[PROVIDED MATERIAL Boundary: Start]
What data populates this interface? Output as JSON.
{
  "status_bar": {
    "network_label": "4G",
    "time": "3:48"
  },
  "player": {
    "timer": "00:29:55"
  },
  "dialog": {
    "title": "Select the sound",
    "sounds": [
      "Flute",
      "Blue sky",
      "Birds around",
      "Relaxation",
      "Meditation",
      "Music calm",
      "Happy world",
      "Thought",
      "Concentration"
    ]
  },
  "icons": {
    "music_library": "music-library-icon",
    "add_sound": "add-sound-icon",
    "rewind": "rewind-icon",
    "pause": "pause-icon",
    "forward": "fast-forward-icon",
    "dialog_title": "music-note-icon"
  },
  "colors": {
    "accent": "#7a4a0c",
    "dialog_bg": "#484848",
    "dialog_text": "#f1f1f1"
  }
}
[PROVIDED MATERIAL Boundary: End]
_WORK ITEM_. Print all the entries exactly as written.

_RESPONSE AREA_.
What data populates this interface? Output as JSON.
{
  "status_bar": {
    "network_label": "4G",
    "time": "3:48"
  },
  "player": {
    "timer": "00:29:55"
  },
  "dialog": {
    "title": "Select the sound",
    "sounds": [
      "Flute",
      "Blue sky",
      "Birds around",
      "Relaxation",
      "Meditation",
      "Music calm",
      "Happy world",
      "Thought",
      "Concentration"
    ]
  },
  "icons": {
    "music_library": "music-library-icon",
    "add_sound": "add-sound-icon",
    "rewind": "rewind-icon",
    "pause": "pause-icon",
    "forward": "fast-forward-icon",
    "dialog_title": "music-note-icon"
  },
  "colors": {
    "accent": "#7a4a0c",
    "dialog_bg": "#484848",
    "dialog_text": "#f1f1f1"
  }
}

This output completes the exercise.